We see how this works in the contrast between two verses. First, the Lord Jesus said in John 15:5: “I am the vine; you are the branches. Whoever abides in me and I in him, he it is that bears much fruit, for apart from me you can do nothing.” The word translated “can” in this verse is the verb form of our word. The second verse is Philippians 4:13. “I can do all things through him who strengthens me.” Surprisingly, the word “can” is not our word for power. The verb form of our word is the word translated, “strengthens.” The Lord is not interested in using us to blow stuff up. He wants to enable us to please Him, live holy lives, and move others for Him.
Second, the Spirit of God wants to teach Timothy to love as God loves. This kind of love can only be ours as we love God and experience His love. Then, God gives us the ability to love others as He has loved us. The Apostle John wrote about this love in 1 John 4:12. “No one has ever seen God; if we love one another, God abides in us and his love is perfected in us.” Our experiencing God’s love is shown in our loving other believers. By loving other believers, we show God and His love to others.
Finally, the Spirit of God allows us to have a disciplined mind. This word appears only here in the New Testament, although it is related to words we find in 1 Timothy 3. There the related word is translated, “sober,” or “prudent.” Paul did not promise every believer great intelligence. Rather, he told Timothy that God through His Spirit would help him think prudently. He would help him be wise in his choices. James reminded us, “If any of you lacks wisdom, let him ask God, who gives generously to all without reproach, and it will be given him.” (James 1:5) The promise in James appears in the midst of James instruction teaching us how we can endure trials. Still, the promise has a larger application to all areas of life.
In 2 Timothy 1:8, Paul wrote about the arena in which these divine abilities were to be practiced. “Therefore do not be ashamed of the testimony about our Lord, nor of me his prisoner, but share in suffering for the gospel by the power of God.”
Along with Timothy, we must learn God did not give the Spirit of God to us to make us fear.

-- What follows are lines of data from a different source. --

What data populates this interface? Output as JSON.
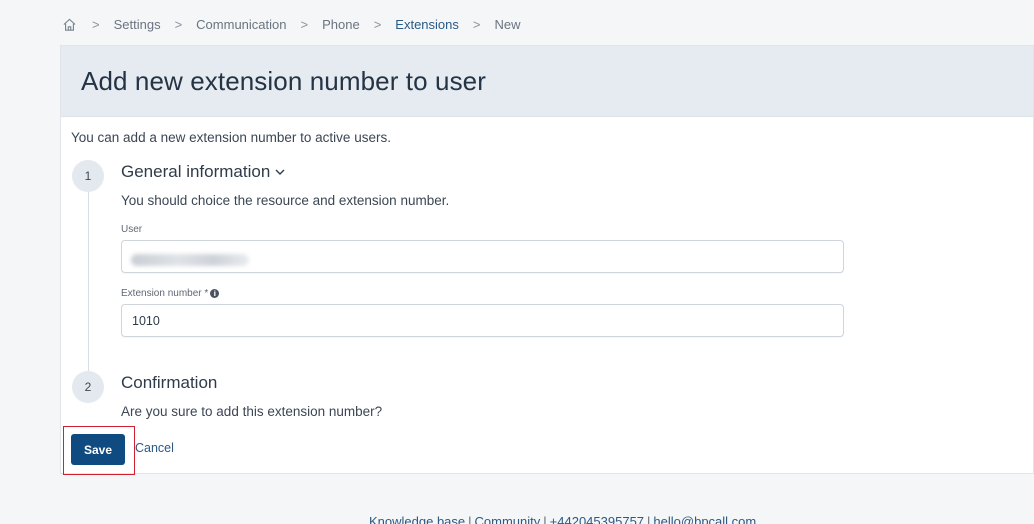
{
  "breadcrumb": {
    "home_icon": "home-icon",
    "items": [
      "Settings",
      "Communication",
      "Phone",
      "Extensions",
      "New"
    ]
  },
  "page": {
    "title": "Add new extension number to user",
    "intro": "You can add a new extension number to active users."
  },
  "steps": [
    {
      "number": "1",
      "title": "General information",
      "description": "You should choice the resource and extension number."
    },
    {
      "number": "2",
      "title": "Confirmation",
      "description": "Are you sure to add this extension number?"
    }
  ],
  "form": {
    "user_label": "User",
    "user_value": "",
    "extension_label": "Extension number *",
    "extension_value": "1010"
  },
  "actions": {
    "save_label": "Save",
    "cancel_label": "Cancel"
  },
  "footer": {
    "links": [
      "Knowledge base",
      "Community",
      "+442045395757",
      "hello@bpcall.com"
    ]
  },
  "colors": {
    "primary": "#0f4a80",
    "link": "#2a5a85",
    "header_bg": "#e6ebf1",
    "highlight": "#d1202f"
  }
}
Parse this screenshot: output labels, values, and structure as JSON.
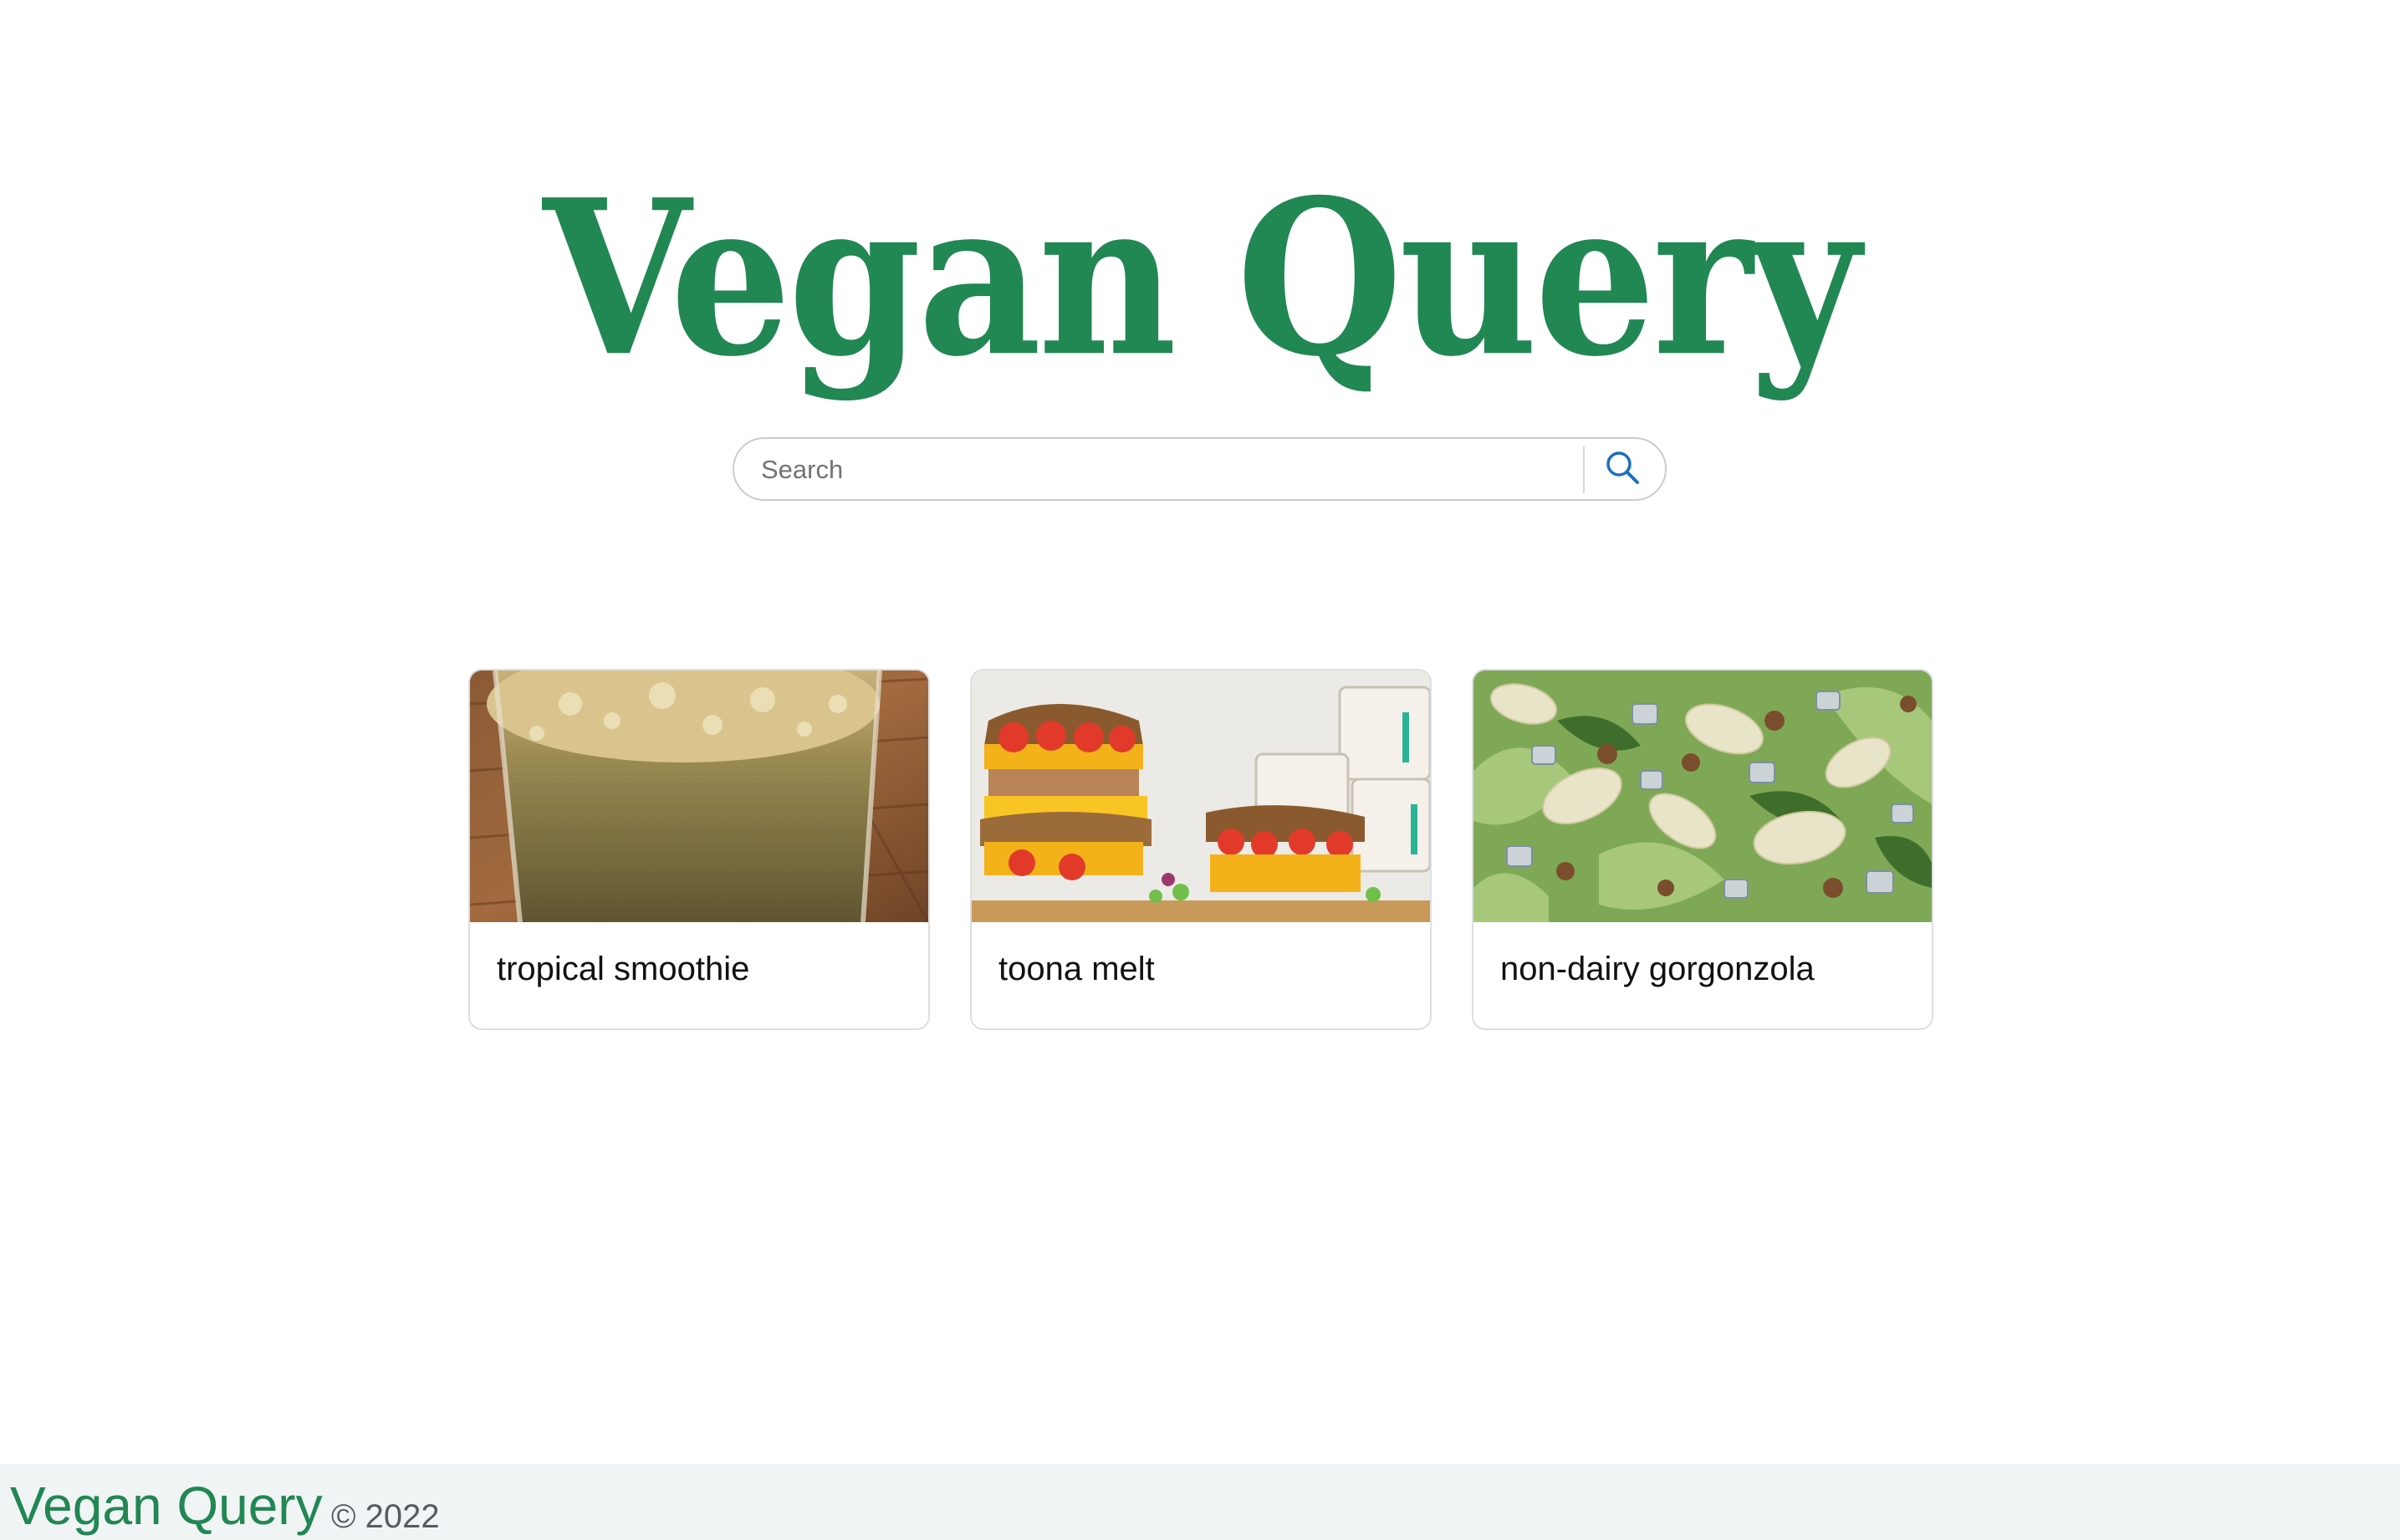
{
  "header": {
    "logo_text": "Vegan Query"
  },
  "search": {
    "placeholder": "Search",
    "value": "",
    "button_icon": "search-icon"
  },
  "cards": [
    {
      "title": "tropical smoothie"
    },
    {
      "title": "toona melt"
    },
    {
      "title": "non-dairy gorgonzola"
    }
  ],
  "footer": {
    "brand": "Vegan Query",
    "copyright": "© 2022"
  },
  "colors": {
    "brand_green": "#218753",
    "search_icon_blue": "#1a6fc0",
    "footer_background": "#f1f4f5"
  }
}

He was given to teach us and, to enable us to live as God would have us live, and reach out to others with the Gospel. He has also given to us that we might be able to love what God loves. Finally, He was given to us that we might have wisdom from God in our lives.
Shortly after this was written, the Apostle Paul, Timothy’s mentor would be executed. He would not be there anymore to remind Timothy about the resources God made available to him. We read these words many centuries removed from Paul and Timothy. Let us take Paul’s reminder to Timothy seriously in our lives. Are we depending on the Spirit of God working through the Word of God to do these things for us? Are we working together with Him to see God’s will accomplished through us? Are we tapping into the ability that God gives us to reach others for Him?